-- Task description --
Set down every entry exactly as it was written.

-- Provided data --
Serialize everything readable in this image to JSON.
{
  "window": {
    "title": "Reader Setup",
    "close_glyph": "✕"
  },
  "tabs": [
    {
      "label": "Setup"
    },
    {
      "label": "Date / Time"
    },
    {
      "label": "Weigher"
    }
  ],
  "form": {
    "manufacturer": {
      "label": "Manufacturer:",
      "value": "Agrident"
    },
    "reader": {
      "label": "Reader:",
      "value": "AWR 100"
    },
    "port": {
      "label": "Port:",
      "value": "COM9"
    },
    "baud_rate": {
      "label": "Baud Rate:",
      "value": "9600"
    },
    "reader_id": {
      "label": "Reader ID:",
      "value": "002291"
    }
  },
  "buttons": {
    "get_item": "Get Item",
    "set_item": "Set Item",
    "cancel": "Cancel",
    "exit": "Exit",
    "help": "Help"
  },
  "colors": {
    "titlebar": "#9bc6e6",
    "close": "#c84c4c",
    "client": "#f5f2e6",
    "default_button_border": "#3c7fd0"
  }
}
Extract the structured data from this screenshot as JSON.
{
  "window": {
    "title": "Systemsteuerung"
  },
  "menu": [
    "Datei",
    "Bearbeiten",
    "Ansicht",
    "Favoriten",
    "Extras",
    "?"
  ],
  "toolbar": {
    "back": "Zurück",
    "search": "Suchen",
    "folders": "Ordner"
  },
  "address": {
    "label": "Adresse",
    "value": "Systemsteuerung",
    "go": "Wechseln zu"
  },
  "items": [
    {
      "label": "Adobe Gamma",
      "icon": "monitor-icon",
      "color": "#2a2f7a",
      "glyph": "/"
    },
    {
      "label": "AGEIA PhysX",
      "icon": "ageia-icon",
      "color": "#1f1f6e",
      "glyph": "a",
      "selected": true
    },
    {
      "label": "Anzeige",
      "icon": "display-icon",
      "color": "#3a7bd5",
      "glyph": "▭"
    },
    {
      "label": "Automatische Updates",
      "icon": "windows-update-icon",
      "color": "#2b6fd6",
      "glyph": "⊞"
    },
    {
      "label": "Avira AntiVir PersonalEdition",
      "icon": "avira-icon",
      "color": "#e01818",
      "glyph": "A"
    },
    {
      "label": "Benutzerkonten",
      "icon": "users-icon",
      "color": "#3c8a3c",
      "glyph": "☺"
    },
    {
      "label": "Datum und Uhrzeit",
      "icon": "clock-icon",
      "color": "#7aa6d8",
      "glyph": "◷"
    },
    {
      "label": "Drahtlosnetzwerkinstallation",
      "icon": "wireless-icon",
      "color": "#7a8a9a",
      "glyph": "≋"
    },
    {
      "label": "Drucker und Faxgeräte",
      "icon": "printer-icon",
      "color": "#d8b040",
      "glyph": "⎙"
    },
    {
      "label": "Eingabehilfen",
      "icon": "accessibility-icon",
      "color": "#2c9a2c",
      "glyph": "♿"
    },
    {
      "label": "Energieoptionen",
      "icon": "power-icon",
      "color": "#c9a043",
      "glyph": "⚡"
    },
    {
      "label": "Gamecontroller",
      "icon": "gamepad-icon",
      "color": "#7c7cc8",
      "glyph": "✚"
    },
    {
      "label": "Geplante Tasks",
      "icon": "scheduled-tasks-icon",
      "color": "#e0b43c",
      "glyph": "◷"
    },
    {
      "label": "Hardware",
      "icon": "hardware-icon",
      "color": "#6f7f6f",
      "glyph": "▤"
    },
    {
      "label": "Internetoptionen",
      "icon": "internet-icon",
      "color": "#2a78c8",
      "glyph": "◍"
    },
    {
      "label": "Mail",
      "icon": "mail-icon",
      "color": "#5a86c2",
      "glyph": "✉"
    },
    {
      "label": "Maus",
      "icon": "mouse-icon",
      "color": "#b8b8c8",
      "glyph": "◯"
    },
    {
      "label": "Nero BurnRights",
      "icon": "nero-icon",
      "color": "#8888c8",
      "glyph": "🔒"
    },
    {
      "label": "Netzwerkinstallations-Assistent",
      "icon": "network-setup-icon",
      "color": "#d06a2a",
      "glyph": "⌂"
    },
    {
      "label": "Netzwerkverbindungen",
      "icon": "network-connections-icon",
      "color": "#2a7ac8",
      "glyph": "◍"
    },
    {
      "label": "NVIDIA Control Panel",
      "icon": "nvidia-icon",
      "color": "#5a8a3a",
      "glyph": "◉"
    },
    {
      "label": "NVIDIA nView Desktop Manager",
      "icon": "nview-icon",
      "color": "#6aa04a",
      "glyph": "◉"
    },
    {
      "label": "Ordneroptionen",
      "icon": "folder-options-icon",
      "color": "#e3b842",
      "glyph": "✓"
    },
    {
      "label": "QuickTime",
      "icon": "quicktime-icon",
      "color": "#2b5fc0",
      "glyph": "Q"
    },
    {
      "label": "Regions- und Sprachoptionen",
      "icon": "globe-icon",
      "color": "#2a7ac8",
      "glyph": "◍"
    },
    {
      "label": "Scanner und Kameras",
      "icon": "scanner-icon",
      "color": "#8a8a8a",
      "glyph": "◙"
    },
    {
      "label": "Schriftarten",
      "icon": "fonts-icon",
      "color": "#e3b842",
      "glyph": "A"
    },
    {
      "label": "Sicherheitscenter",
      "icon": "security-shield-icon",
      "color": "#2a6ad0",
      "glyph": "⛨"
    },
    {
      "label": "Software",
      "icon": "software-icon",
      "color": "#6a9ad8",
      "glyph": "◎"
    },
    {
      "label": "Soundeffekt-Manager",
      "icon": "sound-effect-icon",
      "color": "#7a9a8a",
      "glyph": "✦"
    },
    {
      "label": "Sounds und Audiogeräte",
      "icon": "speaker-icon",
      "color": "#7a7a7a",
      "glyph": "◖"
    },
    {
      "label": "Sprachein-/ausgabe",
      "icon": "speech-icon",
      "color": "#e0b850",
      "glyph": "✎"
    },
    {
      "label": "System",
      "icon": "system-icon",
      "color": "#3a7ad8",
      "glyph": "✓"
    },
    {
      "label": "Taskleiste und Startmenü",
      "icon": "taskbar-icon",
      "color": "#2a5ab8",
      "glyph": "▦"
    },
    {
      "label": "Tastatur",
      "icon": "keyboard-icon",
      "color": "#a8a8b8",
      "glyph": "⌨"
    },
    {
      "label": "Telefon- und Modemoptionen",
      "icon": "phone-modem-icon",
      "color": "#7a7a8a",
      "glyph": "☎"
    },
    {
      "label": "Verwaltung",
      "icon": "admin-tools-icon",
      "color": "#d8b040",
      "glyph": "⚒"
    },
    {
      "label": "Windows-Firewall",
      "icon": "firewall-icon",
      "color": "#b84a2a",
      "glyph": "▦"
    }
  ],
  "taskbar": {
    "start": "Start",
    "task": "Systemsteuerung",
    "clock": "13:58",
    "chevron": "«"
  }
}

-- Response box --
Serialize everything readable in this image to JSON.
{
  "window": {
    "title": "Reader Setup",
    "close_glyph": "✕"
  },
  "tabs": [
    {
      "label": "Setup"
    },
    {
      "label": "Date / Time"
    },
    {
      "label": "Weigher"
    }
  ],
  "form": {
    "manufacturer": {
      "label": "Manufacturer:",
      "value": "Agrident"
    },
    "reader": {
      "label": "Reader:",
      "value": "AWR 100"
    },
    "port": {
      "label": "Port:",
      "value": "COM9"
    },
    "baud_rate": {
      "label": "Baud Rate:",
      "value": "9600"
    },
    "reader_id": {
      "label": "Reader ID:",
      "value": "002291"
    }
  },
  "buttons": {
    "get_item": "Get Item",
    "set_item": "Set Item",
    "cancel": "Cancel",
    "exit": "Exit",
    "help": "Help"
  },
  "colors": {
    "titlebar": "#9bc6e6",
    "close": "#c84c4c",
    "client": "#f5f2e6",
    "default_button_border": "#3c7fd0"
  }
}
Extract the structured data from this screenshot as JSON.
{
  "window": {
    "title": "Systemsteuerung"
  },
  "menu": [
    "Datei",
    "Bearbeiten",
    "Ansicht",
    "Favoriten",
    "Extras",
    "?"
  ],
  "toolbar": {
    "back": "Zurück",
    "search": "Suchen",
    "folders": "Ordner"
  },
  "address": {
    "label": "Adresse",
    "value": "Systemsteuerung",
    "go": "Wechseln zu"
  },
  "items": [
    {
      "label": "Adobe Gamma",
      "icon": "monitor-icon",
      "color": "#2a2f7a",
      "glyph": "/"
    },
    {
      "label": "AGEIA PhysX",
      "icon": "ageia-icon",
      "color": "#1f1f6e",
      "glyph": "a",
      "selected": true
    },
    {
      "label": "Anzeige",
      "icon": "display-icon",
      "color": "#3a7bd5",
      "glyph": "▭"
    },
    {
      "label": "Automatische Updates",
      "icon": "windows-update-icon",
      "color": "#2b6fd6",
      "glyph": "⊞"
    },
    {
      "label": "Avira AntiVir PersonalEdition",
      "icon": "avira-icon",
      "color": "#e01818",
      "glyph": "A"
    },
    {
      "label": "Benutzerkonten",
      "icon": "users-icon",
      "color": "#3c8a3c",
      "glyph": "☺"
    },
    {
      "label": "Datum und Uhrzeit",
      "icon": "clock-icon",
      "color": "#7aa6d8",
      "glyph": "◷"
    },
    {
      "label": "Drahtlosnetzwerkinstallation",
      "icon": "wireless-icon",
      "color": "#7a8a9a",
      "glyph": "≋"
    },
    {
      "label": "Drucker und Faxgeräte",
      "icon": "printer-icon",
      "color": "#d8b040",
      "glyph": "⎙"
    },
    {
      "label": "Eingabehilfen",
      "icon": "accessibility-icon",
      "color": "#2c9a2c",
      "glyph": "♿"
    },
    {
      "label": "Energieoptionen",
      "icon": "power-icon",
      "color": "#c9a043",
      "glyph": "⚡"
    },
    {
      "label": "Gamecontroller",
      "icon": "gamepad-icon",
      "color": "#7c7cc8",
      "glyph": "✚"
    },
    {
      "label": "Geplante Tasks",
      "icon": "scheduled-tasks-icon",
      "color": "#e0b43c",
      "glyph": "◷"
    },
    {
      "label": "Hardware",
      "icon": "hardware-icon",
      "color": "#6f7f6f",
      "glyph": "▤"
    },
    {
      "label": "Internetoptionen",
      "icon": "internet-icon",
      "color": "#2a78c8",
      "glyph": "◍"
    },
    {
      "label": "Mail",
      "icon": "mail-icon",
      "color": "#5a86c2",
      "glyph": "✉"
    },
    {
      "label": "Maus",
      "icon": "mouse-icon",
      "color": "#b8b8c8",
      "glyph": "◯"
    },
    {
      "label": "Nero BurnRights",
      "icon": "nero-icon",
      "color": "#8888c8",
      "glyph": "🔒"
    },
    {
      "label": "Netzwerkinstallations-Assistent",
      "icon": "network-setup-icon",
      "color": "#d06a2a",
      "glyph": "⌂"
    },
    {
      "label": "Netzwerkverbindungen",
      "icon": "network-connections-icon",
      "color": "#2a7ac8",
      "glyph": "◍"
    },
    {
      "label": "NVIDIA Control Panel",
      "icon": "nvidia-icon",
      "color": "#5a8a3a",
      "glyph": "◉"
    },
    {
      "label": "NVIDIA nView Desktop Manager",
      "icon": "nview-icon",
      "color": "#6aa04a",
      "glyph": "◉"
    },
    {
      "label": "Ordneroptionen",
      "icon": "folder-options-icon",
      "color": "#e3b842",
      "glyph": "✓"
    },
    {
      "label": "QuickTime",
      "icon": "quicktime-icon",
      "color": "#2b5fc0",
      "glyph": "Q"
    },
    {
      "label": "Regions- und Sprachoptionen",
      "icon": "globe-icon",
      "color": "#2a7ac8",
      "glyph": "◍"
    },
    {
      "label": "Scanner und Kameras",
      "icon": "scanner-icon",
      "color": "#8a8a8a",
      "glyph": "◙"
    },
    {
      "label": "Schriftarten",
      "icon": "fonts-icon",
      "color": "#e3b842",
      "glyph": "A"
    },
    {
      "label": "Sicherheitscenter",
      "icon": "security-shield-icon",
      "color": "#2a6ad0",
      "glyph": "⛨"
    },
    {
      "label": "Software",
      "icon": "software-icon",
      "color": "#6a9ad8",
      "glyph": "◎"
    },
    {
      "label": "Soundeffekt-Manager",
      "icon": "sound-effect-icon",
      "color": "#7a9a8a",
      "glyph": "✦"
    },
    {
      "label": "Sounds und Audiogeräte",
      "icon": "speaker-icon",
      "color": "#7a7a7a",
      "glyph": "◖"
    },
    {
      "label": "Sprachein-/ausgabe",
      "icon": "speech-icon",
      "color": "#e0b850",
      "glyph": "✎"
    },
    {
      "label": "System",
      "icon": "system-icon",
      "color": "#3a7ad8",
      "glyph": "✓"
    },
    {
      "label": "Taskleiste und Startmenü",
      "icon": "taskbar-icon",
      "color": "#2a5ab8",
      "glyph": "▦"
    },
    {
      "label": "Tastatur",
      "icon": "keyboard-icon",
      "color": "#a8a8b8",
      "glyph": "⌨"
    },
    {
      "label": "Telefon- und Modemoptionen",
      "icon": "phone-modem-icon",
      "color": "#7a7a8a",
      "glyph": "☎"
    },
    {
      "label": "Verwaltung",
      "icon": "admin-tools-icon",
      "color": "#d8b040",
      "glyph": "⚒"
    },
    {
      "label": "Windows-Firewall",
      "icon": "firewall-icon",
      "color": "#b84a2a",
      "glyph": "▦"
    }
  ],
  "taskbar": {
    "start": "Start",
    "task": "Systemsteuerung",
    "clock": "13:58",
    "chevron": "«"
  }
}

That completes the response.